By 2000, a new governance technique - the 'Open Method of Co-ordination' - had emerged as the means of taking forward this objective, utilising a combination of EU-level objective-setting and decentralised policy-making. May 1997 also saw a new Labour government sweep to power, promising constitutional change - including devolution of powers to Scotland, Wales and Northern Ireland - and pledging to tackle poverty and social exclusion.
Strategies to tackle social exclusion are now conducted in a multi-level context. On the one hand, the EU is seeking to steer national systems through the open method of co-ordination. On the other hand, in the United Kingdom, it is not only central government policies that aim to tackle social exclusion, but also the devolved administrations and local government.
It is not only the levels of governance that have changed but also the techniques and the actors involved.
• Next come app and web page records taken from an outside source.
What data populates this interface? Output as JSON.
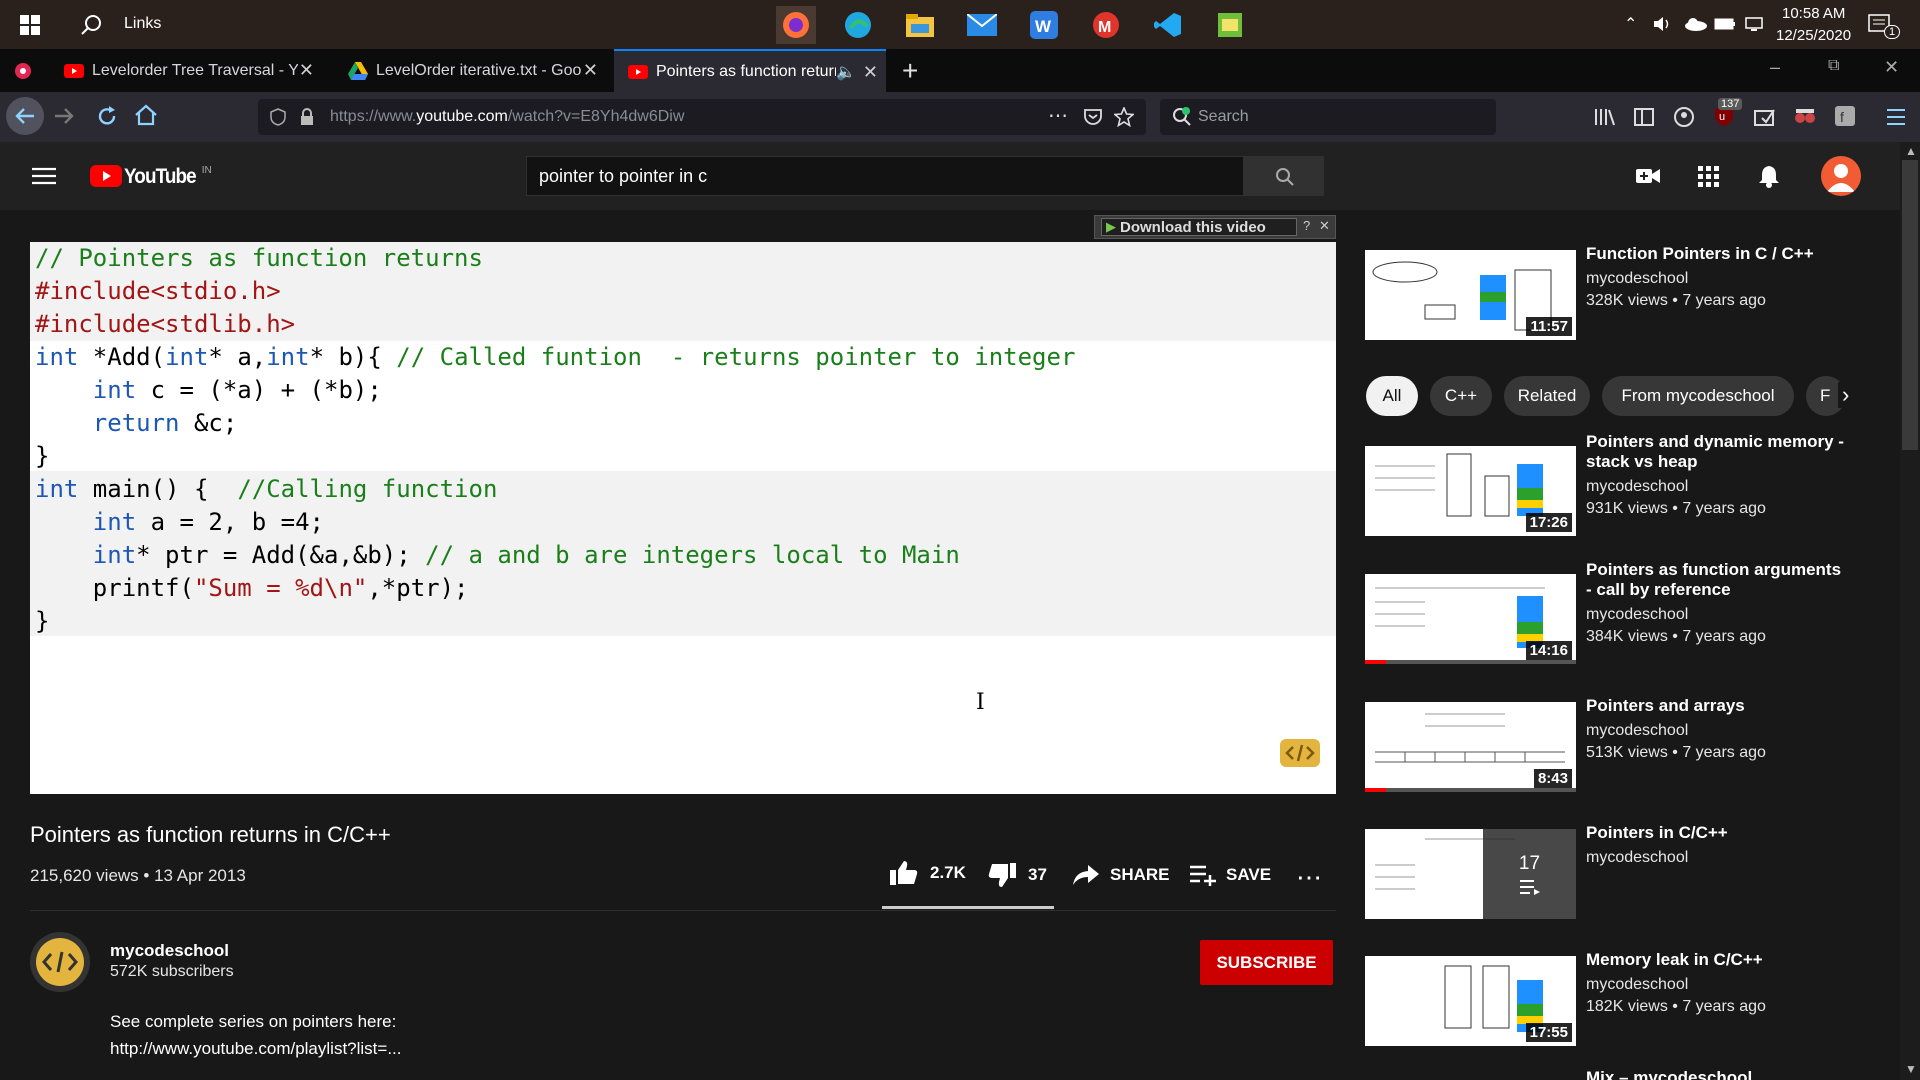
{
  "taskbar": {
    "search_label": "Links",
    "time": "10:58 AM",
    "date": "12/25/2020",
    "notification_count": "1"
  },
  "browser": {
    "tabs": [
      {
        "label": "Levelorder Tree Traversal - You",
        "icon": "youtube-icon"
      },
      {
        "label": "LevelOrder iterative.txt - Googl",
        "icon": "google-drive-icon"
      },
      {
        "label": "Pointers as function returns",
        "icon": "youtube-icon"
      }
    ],
    "url_prefix": "https://www.",
    "url_host": "youtube.com",
    "url_path": "/watch?v=E8Yh4dw6Diw",
    "search_placeholder": "Search",
    "badge_count": "137"
  },
  "youtube": {
    "logo_text": "YouTube",
    "logo_region": "IN",
    "search_value": "pointer to pointer in c",
    "download_label": "Download this video",
    "video": {
      "code": [
        {
          "parts": [
            [
              "cm",
              "// Pointers as function returns"
            ]
          ]
        },
        {
          "parts": [
            [
              "pp",
              "#include<stdio.h>"
            ]
          ]
        },
        {
          "parts": [
            [
              "pp",
              "#include<stdlib.h>"
            ]
          ]
        },
        {
          "parts": [
            [
              "kw",
              "int"
            ],
            [
              "",
              " *Add("
            ],
            [
              "kw",
              "int"
            ],
            [
              "",
              "* a,"
            ],
            [
              "kw",
              "int"
            ],
            [
              "",
              "* b){ "
            ],
            [
              "cm",
              "// Called funtion  - returns pointer to integer"
            ]
          ]
        },
        {
          "parts": [
            [
              "",
              "    "
            ],
            [
              "kw",
              "int"
            ],
            [
              "",
              " c = (*a) + (*b);"
            ]
          ]
        },
        {
          "parts": [
            [
              "",
              "    "
            ],
            [
              "kw",
              "return"
            ],
            [
              "",
              " &c;"
            ]
          ]
        },
        {
          "parts": [
            [
              "",
              "}"
            ]
          ]
        },
        {
          "parts": [
            [
              "kw",
              "int"
            ],
            [
              "",
              " main() {  "
            ],
            [
              "cm",
              "//Calling function"
            ]
          ]
        },
        {
          "parts": [
            [
              "",
              "    "
            ],
            [
              "kw",
              "int"
            ],
            [
              "",
              " a = 2, b =4;"
            ]
          ]
        },
        {
          "parts": [
            [
              "",
              "    "
            ],
            [
              "kw",
              "int"
            ],
            [
              "",
              "* ptr = Add(&a,&b); "
            ],
            [
              "cm",
              "// a and b are integers local to Main"
            ]
          ]
        },
        {
          "parts": [
            [
              "",
              "    printf("
            ],
            [
              "st",
              "\"Sum = %d\\n\""
            ],
            [
              "",
              ",*ptr);"
            ]
          ]
        },
        {
          "parts": [
            [
              "",
              "}"
            ]
          ]
        }
      ],
      "title": "Pointers as function returns in C/C++",
      "views_date": "215,620 views • 13 Apr 2013",
      "likes": "2.7K",
      "dislikes": "37",
      "share_label": "SHARE",
      "save_label": "SAVE"
    },
    "channel": {
      "name": "mycodeschool",
      "subscribers": "572K subscribers",
      "subscribe_label": "SUBSCRIBE",
      "description_line1": "See complete series on pointers here:",
      "description_line2": "http://www.youtube.com/playlist?list=..."
    },
    "chips": [
      "All",
      "C++",
      "Related",
      "From mycodeschool",
      "F"
    ],
    "recommendations": [
      {
        "title": "Function Pointers in C / C++",
        "channel": "mycodeschool",
        "meta": "328K views • 7 years ago",
        "duration": "11:57"
      },
      {
        "title": "Pointers and dynamic memory - stack vs heap",
        "channel": "mycodeschool",
        "meta": "931K views • 7 years ago",
        "duration": "17:26"
      },
      {
        "title": "Pointers as function arguments - call by reference",
        "channel": "mycodeschool",
        "meta": "384K views • 7 years ago",
        "duration": "14:16",
        "watched": 0.1
      },
      {
        "title": "Pointers and arrays",
        "channel": "mycodeschool",
        "meta": "513K views • 7 years ago",
        "duration": "8:43",
        "watched": 0.1
      },
      {
        "title": "Pointers in C/C++",
        "channel": "mycodeschool",
        "playlist_count": "17"
      },
      {
        "title": "Memory leak in C/C++",
        "channel": "mycodeschool",
        "meta": "182K views • 7 years ago",
        "duration": "17:55"
      },
      {
        "title": "Mix – mycodeschool"
      }
    ]
  },
  "colors": {
    "youtube_red": "#ff0000",
    "subscribe_red": "#cc0000",
    "accent_blue": "#3ea6ff"
  }
}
New forms of partnership have emerged at EU, national and sub-national levels between governmental and non-governmental organisations. All of which raises challenges to orthodox democratic constitutionalism, and possibilities for democratic experimentalism.
In all of this, law, and in particular, European Union law, seems to have been decentred in favour of new normalising practices associated with social indicators and the mapping of exclusion.
By exploring this changing governance context, the book addresses the impact of new modes of governance on the conduct of social inclusion strategies in the EU and UK.